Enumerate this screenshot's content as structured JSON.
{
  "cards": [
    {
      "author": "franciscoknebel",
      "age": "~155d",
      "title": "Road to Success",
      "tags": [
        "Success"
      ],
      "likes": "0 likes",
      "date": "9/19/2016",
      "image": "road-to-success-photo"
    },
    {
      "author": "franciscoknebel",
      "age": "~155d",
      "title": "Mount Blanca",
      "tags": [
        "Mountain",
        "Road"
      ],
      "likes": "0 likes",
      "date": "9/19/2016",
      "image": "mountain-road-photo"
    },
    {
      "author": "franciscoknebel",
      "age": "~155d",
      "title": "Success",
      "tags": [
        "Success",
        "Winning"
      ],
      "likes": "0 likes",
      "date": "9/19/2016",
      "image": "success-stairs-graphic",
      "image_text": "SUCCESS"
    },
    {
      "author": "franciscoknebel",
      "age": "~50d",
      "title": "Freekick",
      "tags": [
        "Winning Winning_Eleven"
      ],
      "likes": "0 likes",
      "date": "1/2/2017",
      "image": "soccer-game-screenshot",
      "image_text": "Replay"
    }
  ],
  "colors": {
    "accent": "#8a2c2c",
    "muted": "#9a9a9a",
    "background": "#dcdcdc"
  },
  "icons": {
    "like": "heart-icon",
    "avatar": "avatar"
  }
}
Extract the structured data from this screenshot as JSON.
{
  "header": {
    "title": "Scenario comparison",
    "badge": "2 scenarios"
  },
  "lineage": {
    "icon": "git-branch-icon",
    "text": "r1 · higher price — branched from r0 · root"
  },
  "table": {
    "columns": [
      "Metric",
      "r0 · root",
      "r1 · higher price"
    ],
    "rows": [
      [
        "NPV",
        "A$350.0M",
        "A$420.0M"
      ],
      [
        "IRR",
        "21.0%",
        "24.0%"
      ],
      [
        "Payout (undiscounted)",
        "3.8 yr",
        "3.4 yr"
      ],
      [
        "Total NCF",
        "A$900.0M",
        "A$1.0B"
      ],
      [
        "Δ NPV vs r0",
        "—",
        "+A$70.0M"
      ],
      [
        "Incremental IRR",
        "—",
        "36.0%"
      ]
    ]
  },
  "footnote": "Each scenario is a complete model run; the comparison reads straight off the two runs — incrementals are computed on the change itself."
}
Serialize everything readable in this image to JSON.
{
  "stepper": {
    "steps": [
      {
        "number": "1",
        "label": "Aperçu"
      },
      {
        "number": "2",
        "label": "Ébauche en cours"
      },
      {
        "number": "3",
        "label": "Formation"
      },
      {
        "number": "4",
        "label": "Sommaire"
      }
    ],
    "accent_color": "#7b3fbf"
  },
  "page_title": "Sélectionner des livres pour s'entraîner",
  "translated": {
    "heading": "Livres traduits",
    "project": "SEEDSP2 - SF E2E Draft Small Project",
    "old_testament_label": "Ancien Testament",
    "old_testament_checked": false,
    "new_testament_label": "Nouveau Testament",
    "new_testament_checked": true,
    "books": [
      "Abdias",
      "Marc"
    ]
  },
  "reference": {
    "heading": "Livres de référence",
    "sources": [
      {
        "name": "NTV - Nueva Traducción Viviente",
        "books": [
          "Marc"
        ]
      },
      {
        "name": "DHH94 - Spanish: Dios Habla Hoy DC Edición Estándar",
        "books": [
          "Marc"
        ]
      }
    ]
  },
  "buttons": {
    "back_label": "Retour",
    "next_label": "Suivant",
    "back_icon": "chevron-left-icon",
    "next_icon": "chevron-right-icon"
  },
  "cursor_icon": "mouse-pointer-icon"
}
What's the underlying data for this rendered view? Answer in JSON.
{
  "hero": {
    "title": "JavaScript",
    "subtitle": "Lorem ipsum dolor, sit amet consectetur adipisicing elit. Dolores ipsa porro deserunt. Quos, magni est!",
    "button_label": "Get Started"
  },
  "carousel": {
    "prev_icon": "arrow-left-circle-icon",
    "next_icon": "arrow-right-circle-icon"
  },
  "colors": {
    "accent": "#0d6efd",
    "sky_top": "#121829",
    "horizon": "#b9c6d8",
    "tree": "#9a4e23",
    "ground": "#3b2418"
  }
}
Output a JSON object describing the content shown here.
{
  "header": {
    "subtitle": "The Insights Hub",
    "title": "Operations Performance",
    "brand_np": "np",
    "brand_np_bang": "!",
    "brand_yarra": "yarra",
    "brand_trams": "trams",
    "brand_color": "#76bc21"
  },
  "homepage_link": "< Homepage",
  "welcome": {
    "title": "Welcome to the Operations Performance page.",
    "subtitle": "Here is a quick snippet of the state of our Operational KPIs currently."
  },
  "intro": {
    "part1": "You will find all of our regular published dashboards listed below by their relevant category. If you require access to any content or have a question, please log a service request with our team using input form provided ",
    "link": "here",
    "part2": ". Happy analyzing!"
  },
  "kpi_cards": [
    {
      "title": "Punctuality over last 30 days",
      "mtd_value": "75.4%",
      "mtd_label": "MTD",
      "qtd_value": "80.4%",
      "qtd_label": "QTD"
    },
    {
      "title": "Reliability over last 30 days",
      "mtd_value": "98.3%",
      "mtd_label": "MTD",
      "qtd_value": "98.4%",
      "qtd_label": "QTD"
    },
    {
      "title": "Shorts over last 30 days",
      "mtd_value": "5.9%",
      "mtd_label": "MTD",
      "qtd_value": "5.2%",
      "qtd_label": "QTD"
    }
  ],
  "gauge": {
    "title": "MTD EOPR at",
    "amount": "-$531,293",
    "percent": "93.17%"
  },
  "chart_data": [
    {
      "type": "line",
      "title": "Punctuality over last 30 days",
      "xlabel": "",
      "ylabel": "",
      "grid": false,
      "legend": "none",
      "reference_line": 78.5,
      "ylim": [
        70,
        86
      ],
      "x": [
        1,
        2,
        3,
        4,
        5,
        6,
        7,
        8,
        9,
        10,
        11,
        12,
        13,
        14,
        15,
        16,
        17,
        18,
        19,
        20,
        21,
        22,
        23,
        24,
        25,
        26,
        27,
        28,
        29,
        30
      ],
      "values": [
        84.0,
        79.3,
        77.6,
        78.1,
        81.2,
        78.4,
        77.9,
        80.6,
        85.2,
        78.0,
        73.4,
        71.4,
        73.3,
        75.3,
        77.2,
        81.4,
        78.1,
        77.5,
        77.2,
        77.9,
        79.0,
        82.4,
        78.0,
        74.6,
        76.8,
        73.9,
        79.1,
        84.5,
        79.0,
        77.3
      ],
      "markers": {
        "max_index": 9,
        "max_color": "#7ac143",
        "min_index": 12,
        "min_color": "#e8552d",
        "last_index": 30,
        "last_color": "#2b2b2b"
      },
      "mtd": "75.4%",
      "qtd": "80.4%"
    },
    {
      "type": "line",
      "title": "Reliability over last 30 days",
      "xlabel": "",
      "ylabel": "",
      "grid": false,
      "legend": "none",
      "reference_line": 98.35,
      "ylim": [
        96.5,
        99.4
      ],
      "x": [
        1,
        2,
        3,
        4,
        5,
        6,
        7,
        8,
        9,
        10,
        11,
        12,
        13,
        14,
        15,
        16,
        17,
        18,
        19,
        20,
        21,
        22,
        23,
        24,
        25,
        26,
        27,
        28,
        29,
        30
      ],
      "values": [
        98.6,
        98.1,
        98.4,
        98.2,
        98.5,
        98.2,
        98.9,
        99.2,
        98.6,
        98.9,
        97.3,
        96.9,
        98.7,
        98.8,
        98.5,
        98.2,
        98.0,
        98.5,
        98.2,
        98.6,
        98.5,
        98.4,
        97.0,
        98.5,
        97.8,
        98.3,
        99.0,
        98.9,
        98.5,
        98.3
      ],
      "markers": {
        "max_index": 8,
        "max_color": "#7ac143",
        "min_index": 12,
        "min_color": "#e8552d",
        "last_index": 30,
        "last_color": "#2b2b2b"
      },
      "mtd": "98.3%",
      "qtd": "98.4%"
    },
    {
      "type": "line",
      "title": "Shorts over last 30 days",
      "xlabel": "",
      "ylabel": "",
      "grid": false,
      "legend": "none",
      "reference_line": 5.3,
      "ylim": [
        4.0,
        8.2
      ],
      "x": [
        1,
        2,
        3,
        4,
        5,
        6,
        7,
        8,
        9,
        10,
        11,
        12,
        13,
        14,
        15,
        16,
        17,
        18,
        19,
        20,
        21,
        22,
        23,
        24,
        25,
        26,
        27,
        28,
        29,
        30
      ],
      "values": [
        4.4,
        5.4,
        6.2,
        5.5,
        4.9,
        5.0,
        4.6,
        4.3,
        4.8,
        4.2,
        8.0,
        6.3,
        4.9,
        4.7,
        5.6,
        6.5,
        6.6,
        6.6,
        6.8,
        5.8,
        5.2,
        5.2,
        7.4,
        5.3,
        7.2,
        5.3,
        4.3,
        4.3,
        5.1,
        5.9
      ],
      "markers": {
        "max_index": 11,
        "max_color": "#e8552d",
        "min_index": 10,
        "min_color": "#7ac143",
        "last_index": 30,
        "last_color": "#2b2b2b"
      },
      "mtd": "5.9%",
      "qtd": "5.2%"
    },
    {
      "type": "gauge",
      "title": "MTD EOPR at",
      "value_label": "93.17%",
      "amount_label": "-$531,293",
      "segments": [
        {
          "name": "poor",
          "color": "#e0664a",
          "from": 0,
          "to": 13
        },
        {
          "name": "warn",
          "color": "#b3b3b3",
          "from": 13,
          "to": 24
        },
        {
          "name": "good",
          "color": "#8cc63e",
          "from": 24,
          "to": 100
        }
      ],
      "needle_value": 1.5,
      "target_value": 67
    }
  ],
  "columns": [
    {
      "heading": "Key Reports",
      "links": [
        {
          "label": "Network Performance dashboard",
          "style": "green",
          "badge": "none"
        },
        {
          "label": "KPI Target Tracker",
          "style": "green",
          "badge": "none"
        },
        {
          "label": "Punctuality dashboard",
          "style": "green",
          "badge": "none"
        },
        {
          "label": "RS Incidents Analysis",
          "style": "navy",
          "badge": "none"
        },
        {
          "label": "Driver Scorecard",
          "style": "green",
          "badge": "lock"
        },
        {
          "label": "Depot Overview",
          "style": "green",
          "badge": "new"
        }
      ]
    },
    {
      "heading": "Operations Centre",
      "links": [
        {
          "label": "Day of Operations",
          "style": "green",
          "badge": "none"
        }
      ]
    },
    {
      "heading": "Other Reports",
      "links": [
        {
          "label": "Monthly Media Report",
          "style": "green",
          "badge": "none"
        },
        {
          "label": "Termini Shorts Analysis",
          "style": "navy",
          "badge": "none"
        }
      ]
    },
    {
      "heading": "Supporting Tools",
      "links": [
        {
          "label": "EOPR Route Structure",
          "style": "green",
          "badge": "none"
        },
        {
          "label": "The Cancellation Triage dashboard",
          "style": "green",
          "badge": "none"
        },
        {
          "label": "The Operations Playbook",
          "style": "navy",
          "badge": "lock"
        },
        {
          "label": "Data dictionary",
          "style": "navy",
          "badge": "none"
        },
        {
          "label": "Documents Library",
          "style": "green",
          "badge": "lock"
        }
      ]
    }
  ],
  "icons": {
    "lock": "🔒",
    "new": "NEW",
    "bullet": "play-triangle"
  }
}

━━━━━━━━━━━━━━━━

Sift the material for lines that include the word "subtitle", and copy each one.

    "subtitle": "Lorem ipsum dolor, sit amet consectetur adipisicing elit. Dolores ipsa porro deserunt. Quos, magni est!",
    "subtitle": "The Insights Hub",
    "subtitle": "Here is a quick snippet of the state of our Operational KPIs currently."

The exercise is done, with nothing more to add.